Go through the records below and tally the lines that include "ALONG". Answer with the number only.

+++ DATA PROVIDED

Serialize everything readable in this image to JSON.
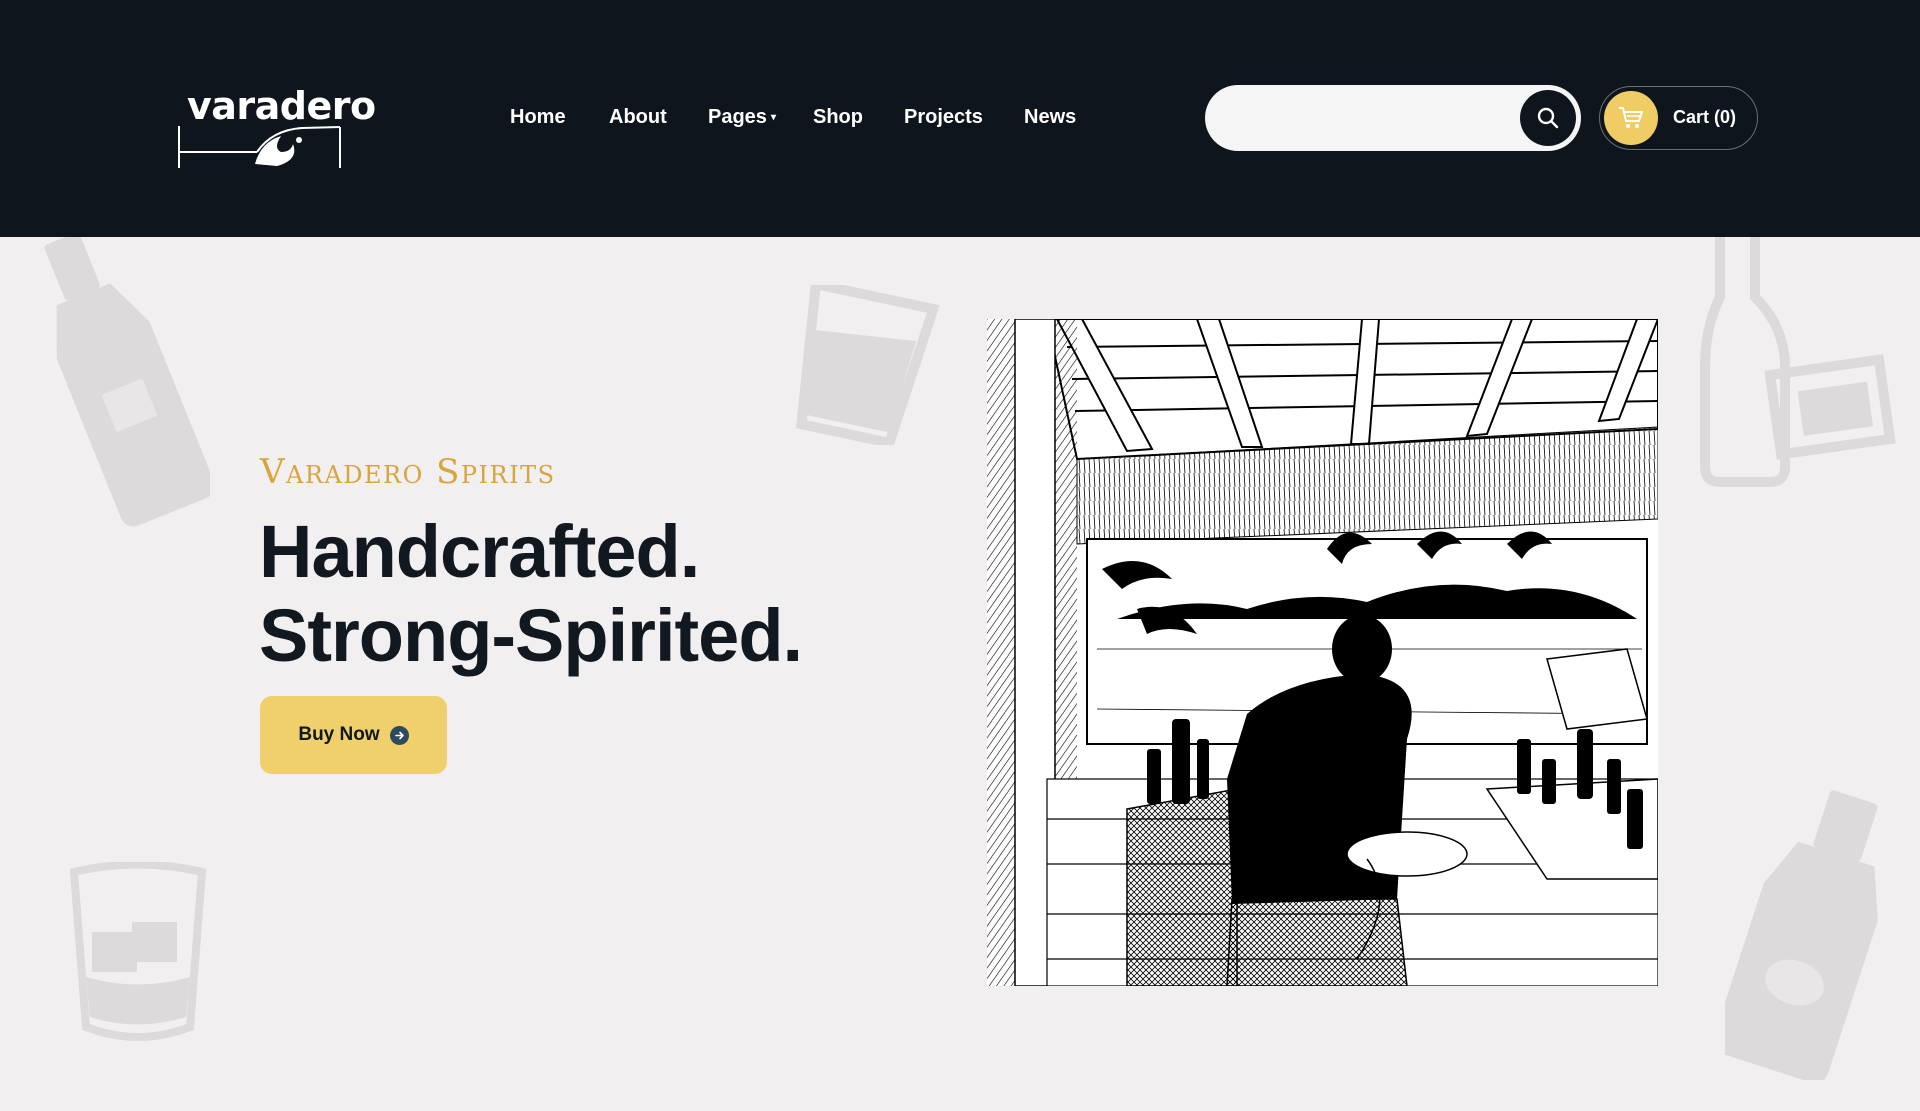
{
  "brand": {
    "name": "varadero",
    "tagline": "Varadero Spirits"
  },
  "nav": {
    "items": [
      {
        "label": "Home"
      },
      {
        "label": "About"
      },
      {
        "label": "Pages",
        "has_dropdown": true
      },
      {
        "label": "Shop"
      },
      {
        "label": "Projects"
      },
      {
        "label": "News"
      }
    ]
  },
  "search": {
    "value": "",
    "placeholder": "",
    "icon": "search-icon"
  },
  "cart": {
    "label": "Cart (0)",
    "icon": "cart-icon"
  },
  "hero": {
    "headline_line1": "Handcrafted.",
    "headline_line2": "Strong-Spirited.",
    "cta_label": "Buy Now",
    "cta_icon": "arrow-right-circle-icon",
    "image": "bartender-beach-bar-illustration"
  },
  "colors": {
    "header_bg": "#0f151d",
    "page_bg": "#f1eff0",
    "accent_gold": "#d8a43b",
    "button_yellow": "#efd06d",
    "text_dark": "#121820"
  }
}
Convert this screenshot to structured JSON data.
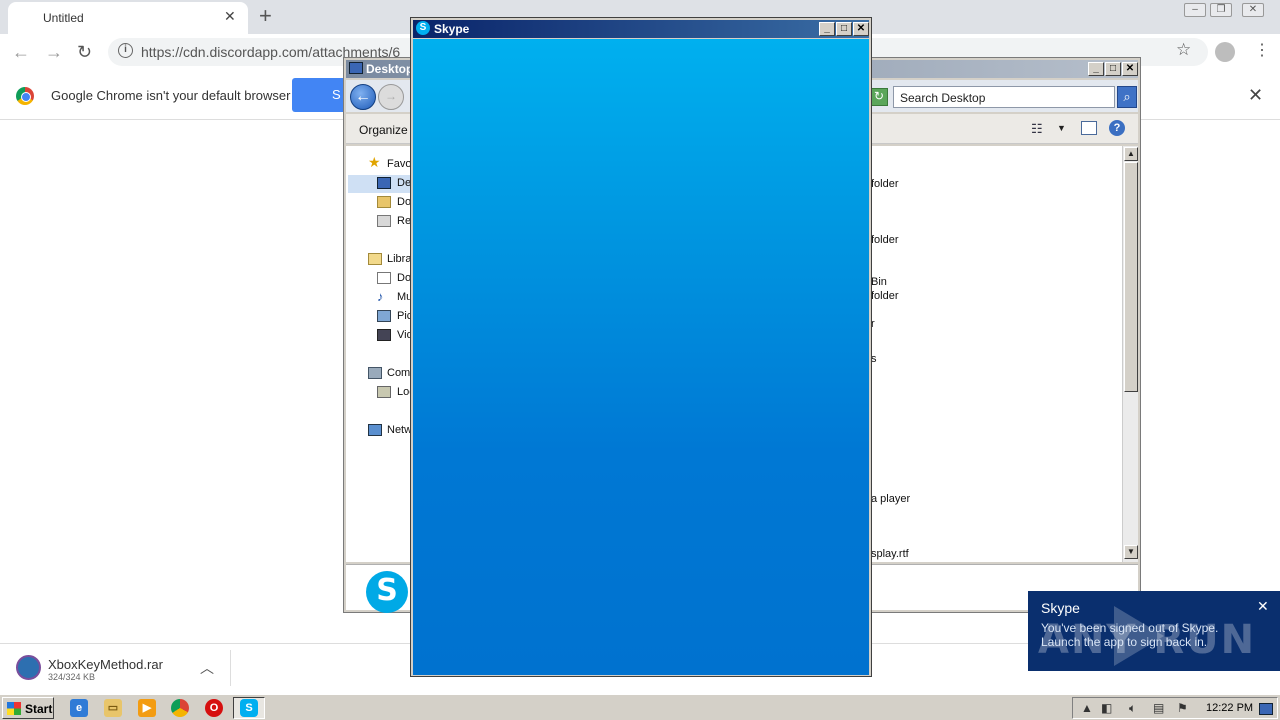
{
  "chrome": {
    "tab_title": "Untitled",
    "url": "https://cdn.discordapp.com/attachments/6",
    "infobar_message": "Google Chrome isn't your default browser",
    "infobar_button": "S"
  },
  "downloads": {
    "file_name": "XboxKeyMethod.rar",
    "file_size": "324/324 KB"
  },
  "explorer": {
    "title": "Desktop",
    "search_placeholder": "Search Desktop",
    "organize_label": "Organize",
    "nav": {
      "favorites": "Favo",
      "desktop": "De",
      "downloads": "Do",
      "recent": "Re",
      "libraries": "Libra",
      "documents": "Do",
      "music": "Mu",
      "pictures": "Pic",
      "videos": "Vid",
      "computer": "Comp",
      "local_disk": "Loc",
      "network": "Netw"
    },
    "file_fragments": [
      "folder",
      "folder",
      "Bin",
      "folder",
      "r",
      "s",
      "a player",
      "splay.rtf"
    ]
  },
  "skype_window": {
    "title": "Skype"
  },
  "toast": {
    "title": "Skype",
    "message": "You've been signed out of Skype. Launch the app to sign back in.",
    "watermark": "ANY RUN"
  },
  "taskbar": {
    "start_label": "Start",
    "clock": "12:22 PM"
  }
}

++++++
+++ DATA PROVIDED

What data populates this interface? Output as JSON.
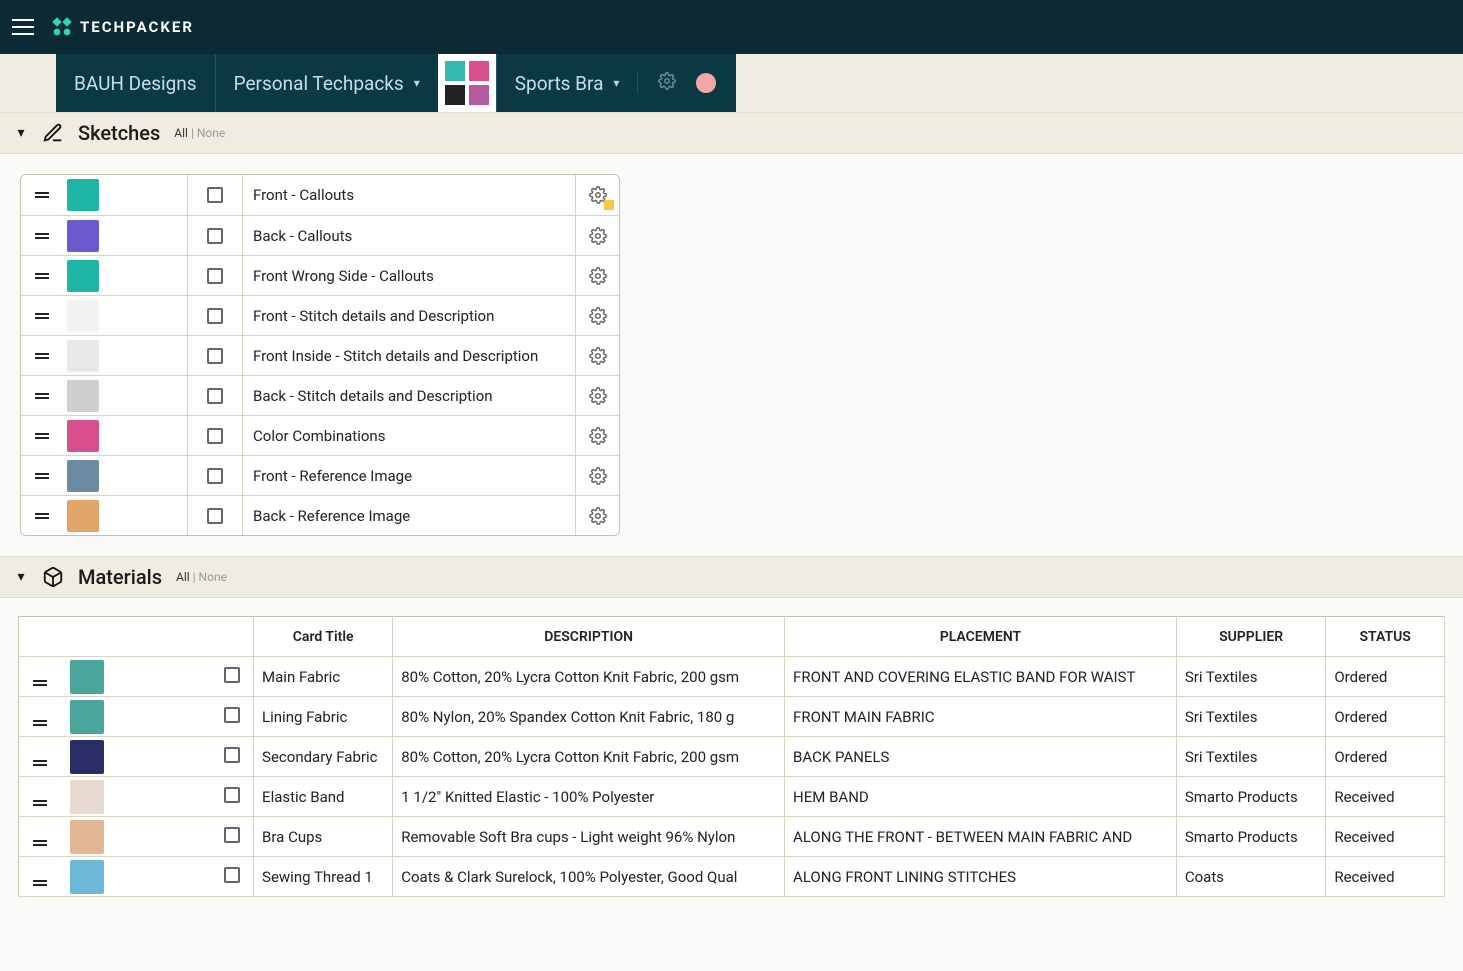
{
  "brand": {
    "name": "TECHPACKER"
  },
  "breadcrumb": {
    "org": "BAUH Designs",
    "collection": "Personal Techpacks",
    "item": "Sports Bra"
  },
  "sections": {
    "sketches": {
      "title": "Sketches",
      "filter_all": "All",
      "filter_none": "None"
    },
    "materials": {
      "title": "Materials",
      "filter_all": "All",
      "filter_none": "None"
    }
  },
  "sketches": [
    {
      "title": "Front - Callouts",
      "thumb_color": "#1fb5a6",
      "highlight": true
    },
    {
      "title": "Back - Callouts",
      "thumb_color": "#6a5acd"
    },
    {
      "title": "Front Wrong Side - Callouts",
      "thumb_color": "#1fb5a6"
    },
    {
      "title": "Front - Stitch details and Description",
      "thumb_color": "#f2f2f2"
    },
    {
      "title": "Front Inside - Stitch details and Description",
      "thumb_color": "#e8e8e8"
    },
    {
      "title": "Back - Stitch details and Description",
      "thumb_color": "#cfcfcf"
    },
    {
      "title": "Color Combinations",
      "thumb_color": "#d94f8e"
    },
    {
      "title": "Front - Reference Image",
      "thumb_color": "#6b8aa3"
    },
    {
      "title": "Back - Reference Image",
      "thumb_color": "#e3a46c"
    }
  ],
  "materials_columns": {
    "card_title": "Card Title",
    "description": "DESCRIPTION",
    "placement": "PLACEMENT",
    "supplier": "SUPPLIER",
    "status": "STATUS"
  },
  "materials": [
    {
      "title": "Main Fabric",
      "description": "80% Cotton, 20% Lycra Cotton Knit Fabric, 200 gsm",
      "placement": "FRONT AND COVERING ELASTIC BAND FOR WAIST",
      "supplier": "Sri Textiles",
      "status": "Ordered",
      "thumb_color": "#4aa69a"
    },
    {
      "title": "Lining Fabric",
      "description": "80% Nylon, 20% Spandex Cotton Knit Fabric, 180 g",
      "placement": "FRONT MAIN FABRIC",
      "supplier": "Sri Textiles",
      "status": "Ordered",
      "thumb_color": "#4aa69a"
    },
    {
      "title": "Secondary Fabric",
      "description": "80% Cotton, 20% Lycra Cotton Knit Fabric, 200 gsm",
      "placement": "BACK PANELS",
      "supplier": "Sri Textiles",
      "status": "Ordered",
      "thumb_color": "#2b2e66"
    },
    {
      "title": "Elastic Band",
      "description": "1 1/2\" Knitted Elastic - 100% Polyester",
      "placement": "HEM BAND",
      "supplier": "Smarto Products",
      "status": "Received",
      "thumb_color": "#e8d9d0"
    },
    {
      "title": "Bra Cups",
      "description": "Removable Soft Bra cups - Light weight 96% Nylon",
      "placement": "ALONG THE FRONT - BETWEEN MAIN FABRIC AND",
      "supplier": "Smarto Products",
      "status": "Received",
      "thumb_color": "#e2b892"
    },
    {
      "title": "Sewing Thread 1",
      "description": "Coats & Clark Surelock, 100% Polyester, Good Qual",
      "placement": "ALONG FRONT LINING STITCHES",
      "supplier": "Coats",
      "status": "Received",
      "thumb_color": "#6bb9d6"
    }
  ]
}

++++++

ANSWER FOR THE TASK:
2